The Harmonious Future: Music Industry’s Push Towards Sustainability

The music industry is gigantic, generating over $170 billion annually, with recorded music alone accounting for $28.8 billion. Additionally, music’s cultural impact is vast, influencing societal norms and political landscapes throughout history. From the civil rights movement to the fall of the Soviet Union, music has been a catalyst for change. It evokes memories, supports mental health, and contributes to humanity’s oral history. Festivals and songs have raised money and fostered goodwill, while recent events, such as the attack on an Israeli music festival, highlight music’s symbolic importance in the fight against authoritarianism.

However, the environmental impact of the music industry is significant, with diesel generators being a major source of carbon emissions at live music events. Additionally, merchandise and physical music formats like vinyl and CDs generate waste, consume water, and can harm ecosystems. 

Recognizing the importance of Environmental, Social, and Governance (ESG) principles, the music industry aims to achieve net-zero greenhouse gas emissions by 2050 and a 50 percent reduction by 2030. For instance, the Music Climate Pact, launched by the U.K.’s Association of Independent Music (AIM) and the BPI, represents a collective effort to address climate change. Signatories, including major companies like Sony, Universal, and Warner, as well as independents like Beggars Group and Ninja Tune, pledge to measure and reduce emissions and support artists in advocating for climate concerns.
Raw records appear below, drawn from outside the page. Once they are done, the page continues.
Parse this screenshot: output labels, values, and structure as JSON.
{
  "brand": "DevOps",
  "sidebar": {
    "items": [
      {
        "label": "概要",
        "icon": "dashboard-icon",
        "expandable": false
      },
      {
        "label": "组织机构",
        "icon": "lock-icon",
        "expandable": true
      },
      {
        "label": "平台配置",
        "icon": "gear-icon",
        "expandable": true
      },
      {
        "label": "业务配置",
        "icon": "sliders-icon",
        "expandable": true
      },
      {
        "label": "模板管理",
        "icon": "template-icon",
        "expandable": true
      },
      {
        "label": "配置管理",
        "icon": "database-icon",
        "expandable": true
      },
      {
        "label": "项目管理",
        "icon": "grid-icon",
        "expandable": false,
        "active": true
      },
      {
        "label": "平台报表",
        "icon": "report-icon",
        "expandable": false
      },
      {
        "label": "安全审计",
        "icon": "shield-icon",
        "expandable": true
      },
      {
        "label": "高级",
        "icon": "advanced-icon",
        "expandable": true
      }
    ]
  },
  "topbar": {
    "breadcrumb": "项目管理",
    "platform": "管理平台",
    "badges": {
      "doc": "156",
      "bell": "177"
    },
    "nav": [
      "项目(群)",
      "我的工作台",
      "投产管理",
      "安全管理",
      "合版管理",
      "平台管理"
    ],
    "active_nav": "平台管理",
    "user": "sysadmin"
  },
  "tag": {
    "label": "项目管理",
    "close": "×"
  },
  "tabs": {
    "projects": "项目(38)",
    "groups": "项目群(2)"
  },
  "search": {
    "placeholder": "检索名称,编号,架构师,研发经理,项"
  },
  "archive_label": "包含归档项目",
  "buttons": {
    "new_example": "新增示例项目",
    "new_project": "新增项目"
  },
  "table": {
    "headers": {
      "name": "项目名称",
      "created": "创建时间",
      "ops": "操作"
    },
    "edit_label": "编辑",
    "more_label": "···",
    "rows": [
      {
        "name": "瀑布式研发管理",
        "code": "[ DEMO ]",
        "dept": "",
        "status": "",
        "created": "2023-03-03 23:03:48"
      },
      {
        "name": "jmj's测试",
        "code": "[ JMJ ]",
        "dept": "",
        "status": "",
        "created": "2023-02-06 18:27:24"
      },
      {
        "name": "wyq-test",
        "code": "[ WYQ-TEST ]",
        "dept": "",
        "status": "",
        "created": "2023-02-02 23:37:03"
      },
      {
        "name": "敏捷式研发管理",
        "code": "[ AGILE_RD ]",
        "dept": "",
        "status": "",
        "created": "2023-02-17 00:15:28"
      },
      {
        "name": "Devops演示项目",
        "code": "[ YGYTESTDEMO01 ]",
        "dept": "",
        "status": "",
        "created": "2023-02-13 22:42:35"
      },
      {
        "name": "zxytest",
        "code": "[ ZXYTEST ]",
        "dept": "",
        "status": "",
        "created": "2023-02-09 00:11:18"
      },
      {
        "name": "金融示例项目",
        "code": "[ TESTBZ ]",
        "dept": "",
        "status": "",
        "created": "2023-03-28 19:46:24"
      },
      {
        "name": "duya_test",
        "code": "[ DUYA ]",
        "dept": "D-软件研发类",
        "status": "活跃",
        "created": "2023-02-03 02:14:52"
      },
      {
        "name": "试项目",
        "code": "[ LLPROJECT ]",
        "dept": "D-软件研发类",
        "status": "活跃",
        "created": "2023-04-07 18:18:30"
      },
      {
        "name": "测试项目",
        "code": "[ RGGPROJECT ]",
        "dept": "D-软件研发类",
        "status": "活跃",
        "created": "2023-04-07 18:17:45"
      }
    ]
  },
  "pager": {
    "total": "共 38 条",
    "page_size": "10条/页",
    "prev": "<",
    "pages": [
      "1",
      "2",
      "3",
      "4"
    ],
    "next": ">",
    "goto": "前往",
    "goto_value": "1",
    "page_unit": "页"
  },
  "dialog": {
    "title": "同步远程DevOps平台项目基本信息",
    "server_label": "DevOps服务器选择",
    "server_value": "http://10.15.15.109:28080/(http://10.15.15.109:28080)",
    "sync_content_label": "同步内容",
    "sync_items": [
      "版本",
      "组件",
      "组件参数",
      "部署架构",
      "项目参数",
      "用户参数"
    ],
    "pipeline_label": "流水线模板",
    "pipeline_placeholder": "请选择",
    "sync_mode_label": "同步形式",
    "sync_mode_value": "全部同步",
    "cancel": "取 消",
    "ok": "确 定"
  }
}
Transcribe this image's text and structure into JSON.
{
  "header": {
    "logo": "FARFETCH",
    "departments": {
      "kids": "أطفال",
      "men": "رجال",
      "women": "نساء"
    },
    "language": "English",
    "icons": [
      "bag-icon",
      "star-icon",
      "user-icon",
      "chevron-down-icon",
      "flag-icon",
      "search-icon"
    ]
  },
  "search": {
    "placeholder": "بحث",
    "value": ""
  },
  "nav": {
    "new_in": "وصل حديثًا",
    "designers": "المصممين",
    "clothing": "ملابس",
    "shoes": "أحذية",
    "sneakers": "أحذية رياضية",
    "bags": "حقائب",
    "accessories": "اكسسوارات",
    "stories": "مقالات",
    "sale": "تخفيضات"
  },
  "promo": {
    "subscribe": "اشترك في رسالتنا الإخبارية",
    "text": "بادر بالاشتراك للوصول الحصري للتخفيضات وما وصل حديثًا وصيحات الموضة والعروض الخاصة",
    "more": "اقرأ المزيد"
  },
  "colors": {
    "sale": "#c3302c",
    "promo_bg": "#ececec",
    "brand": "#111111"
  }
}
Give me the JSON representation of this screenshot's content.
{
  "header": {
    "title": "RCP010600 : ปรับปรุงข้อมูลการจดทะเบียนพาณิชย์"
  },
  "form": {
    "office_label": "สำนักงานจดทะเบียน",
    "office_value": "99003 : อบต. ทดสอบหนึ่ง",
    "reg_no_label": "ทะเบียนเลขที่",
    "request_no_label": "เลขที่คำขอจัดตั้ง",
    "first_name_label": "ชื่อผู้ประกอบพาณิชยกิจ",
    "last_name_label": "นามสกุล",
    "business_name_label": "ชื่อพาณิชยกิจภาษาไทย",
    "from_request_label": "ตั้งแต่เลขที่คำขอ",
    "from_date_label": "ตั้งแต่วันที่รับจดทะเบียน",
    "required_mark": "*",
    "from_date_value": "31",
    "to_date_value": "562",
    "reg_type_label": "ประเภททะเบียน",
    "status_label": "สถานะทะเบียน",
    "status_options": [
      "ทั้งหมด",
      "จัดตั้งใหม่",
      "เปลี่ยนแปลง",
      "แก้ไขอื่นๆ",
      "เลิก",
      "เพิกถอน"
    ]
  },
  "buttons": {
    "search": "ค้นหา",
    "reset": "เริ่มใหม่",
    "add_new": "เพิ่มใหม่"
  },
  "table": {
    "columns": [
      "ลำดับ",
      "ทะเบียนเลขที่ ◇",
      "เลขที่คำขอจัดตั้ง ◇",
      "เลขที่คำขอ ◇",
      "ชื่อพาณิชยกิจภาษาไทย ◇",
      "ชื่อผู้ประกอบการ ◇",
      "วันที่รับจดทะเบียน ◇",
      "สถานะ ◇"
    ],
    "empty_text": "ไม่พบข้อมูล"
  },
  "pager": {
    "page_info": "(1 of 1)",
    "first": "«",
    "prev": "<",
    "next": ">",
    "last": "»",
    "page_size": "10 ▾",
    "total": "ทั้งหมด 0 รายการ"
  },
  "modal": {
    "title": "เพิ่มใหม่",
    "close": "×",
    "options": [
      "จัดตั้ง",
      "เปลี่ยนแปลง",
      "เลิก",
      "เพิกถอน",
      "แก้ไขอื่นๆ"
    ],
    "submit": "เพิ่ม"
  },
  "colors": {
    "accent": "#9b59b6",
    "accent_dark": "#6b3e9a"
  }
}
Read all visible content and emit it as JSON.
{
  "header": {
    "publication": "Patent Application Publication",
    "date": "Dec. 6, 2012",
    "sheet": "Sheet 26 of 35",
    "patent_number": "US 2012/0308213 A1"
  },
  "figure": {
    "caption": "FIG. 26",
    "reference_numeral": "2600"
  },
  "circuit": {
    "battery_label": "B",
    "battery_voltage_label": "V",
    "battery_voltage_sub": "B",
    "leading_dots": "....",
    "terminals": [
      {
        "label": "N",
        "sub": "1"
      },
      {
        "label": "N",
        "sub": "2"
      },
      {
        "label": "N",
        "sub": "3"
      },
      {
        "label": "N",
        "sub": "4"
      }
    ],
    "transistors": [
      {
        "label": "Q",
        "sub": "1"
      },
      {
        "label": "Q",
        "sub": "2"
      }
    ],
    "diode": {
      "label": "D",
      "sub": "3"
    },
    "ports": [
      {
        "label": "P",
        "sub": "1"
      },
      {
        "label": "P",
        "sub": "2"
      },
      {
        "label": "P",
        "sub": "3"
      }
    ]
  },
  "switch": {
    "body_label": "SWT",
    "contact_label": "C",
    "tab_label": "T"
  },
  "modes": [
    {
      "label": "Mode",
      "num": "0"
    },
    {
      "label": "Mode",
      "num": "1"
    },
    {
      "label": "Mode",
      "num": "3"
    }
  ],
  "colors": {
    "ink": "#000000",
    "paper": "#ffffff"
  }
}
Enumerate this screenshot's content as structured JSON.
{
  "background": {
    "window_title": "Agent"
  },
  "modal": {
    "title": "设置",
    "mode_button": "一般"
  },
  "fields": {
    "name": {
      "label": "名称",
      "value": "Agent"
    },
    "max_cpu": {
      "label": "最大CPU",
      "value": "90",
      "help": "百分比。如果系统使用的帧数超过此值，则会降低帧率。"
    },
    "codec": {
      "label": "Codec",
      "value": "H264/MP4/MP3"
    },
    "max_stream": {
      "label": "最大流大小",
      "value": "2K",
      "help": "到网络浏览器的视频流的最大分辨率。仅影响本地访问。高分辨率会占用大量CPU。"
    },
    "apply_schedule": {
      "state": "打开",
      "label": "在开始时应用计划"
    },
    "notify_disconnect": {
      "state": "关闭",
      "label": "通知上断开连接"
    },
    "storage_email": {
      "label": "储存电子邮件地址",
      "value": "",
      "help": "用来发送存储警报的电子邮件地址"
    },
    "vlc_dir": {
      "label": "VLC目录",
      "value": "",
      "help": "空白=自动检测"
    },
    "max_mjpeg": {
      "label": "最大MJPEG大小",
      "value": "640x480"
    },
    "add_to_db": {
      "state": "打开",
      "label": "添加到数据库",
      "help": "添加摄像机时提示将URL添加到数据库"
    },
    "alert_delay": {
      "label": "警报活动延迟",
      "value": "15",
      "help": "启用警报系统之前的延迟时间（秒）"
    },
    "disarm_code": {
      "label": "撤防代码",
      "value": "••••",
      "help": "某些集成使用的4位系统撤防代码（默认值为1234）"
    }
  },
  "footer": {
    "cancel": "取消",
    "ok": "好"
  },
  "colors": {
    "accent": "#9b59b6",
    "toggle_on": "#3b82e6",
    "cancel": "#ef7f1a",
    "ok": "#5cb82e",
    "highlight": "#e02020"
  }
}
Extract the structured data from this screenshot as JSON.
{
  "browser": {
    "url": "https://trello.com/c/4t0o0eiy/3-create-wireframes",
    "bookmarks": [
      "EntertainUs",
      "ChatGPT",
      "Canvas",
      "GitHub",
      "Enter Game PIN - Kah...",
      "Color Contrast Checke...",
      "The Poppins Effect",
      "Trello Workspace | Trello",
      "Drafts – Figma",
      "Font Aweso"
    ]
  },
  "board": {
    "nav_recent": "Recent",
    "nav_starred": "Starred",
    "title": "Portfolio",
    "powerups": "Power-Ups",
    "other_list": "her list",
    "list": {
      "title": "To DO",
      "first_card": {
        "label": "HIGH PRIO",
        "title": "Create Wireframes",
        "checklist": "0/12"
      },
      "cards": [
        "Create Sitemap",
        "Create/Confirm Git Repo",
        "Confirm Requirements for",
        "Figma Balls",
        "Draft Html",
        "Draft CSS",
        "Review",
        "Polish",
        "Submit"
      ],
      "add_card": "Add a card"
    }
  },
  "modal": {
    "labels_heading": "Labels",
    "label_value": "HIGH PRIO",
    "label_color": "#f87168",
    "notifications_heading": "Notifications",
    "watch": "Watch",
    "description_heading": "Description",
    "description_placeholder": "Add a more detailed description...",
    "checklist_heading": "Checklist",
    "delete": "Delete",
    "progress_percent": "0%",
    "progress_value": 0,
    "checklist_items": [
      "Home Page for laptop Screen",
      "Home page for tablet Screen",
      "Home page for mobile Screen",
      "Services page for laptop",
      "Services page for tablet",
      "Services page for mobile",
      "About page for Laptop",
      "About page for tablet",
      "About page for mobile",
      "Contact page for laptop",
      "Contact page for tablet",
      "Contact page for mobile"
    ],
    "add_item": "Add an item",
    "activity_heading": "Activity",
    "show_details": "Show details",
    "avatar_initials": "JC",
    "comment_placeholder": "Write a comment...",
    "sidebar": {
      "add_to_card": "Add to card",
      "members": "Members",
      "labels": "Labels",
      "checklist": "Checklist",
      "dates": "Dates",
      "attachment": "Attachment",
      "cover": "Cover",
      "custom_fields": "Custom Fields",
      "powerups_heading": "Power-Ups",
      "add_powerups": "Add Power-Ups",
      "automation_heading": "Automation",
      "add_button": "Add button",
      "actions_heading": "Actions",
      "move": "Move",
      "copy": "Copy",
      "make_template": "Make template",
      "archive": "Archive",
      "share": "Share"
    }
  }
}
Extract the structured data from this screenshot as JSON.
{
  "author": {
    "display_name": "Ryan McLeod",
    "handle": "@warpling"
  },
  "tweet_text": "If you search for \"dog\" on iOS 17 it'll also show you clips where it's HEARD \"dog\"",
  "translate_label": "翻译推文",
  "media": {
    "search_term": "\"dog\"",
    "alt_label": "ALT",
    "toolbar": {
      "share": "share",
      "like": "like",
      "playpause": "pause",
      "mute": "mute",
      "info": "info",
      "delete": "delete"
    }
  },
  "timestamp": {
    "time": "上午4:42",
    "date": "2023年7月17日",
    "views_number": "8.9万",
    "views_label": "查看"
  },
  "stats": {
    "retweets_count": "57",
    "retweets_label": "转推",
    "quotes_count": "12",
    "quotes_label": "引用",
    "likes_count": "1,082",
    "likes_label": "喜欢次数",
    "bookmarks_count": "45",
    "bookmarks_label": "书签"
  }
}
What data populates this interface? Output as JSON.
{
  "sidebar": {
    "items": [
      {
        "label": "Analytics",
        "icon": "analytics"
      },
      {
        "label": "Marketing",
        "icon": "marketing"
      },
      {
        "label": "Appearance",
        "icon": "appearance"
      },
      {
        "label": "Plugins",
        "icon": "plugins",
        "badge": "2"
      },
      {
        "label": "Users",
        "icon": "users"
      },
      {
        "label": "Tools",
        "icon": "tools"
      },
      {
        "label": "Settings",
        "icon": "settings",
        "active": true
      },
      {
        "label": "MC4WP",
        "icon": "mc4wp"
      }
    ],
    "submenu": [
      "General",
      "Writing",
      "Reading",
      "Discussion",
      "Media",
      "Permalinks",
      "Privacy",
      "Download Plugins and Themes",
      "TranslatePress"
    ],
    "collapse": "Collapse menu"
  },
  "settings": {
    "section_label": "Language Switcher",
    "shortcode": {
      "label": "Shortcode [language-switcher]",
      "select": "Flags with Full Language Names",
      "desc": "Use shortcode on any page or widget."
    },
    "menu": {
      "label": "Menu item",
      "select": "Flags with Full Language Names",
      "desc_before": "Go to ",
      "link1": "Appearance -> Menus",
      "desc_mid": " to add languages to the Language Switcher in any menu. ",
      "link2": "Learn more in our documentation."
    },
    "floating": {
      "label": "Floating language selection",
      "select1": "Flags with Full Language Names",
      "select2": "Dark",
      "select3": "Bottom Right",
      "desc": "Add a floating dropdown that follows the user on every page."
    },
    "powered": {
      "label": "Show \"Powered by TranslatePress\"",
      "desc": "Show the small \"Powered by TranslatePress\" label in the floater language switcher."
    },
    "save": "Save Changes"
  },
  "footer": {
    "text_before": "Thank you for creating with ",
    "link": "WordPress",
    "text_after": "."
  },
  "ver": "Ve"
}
Data from OWL’s Deep Research Application highlights Sony’s commitment towards a “zero environmental footprint” by 2050, addressing climate change, resources, chemical substances, and biodiversity. As climate change risks continue to escalate, the need for a decarbonized society grows urgently, which is why in May 2020, Sony decided to expedite its environmental initiatives, moving the target year forward by a decade. The company has also established medium-term environmental targets by calculating backwards to determine the necessary steps to reach this goal by the fiscal year ending March 31, 2026. 

Vinyl is largely used throughout the industry, though they pose environmental challenges due to its PVC composition and energy-intensive production process. Touring also significantly impacts on the environment. But, artists such as ColdplayRadiohead, and Adele are leading the charge towards sustainability. Non-profits like REVERB play a vital role in advocating for eco-friendly practices by collaborating with artists to minimize tour footprints, eliminate single-use plastics, and support local food and biodiesel initiatives.

The music industry’s commitment to preserving the planet underscores the belief that “there’s no music on a dead planet,” highlighting the urgency for collective action in addressing the global climate crisis.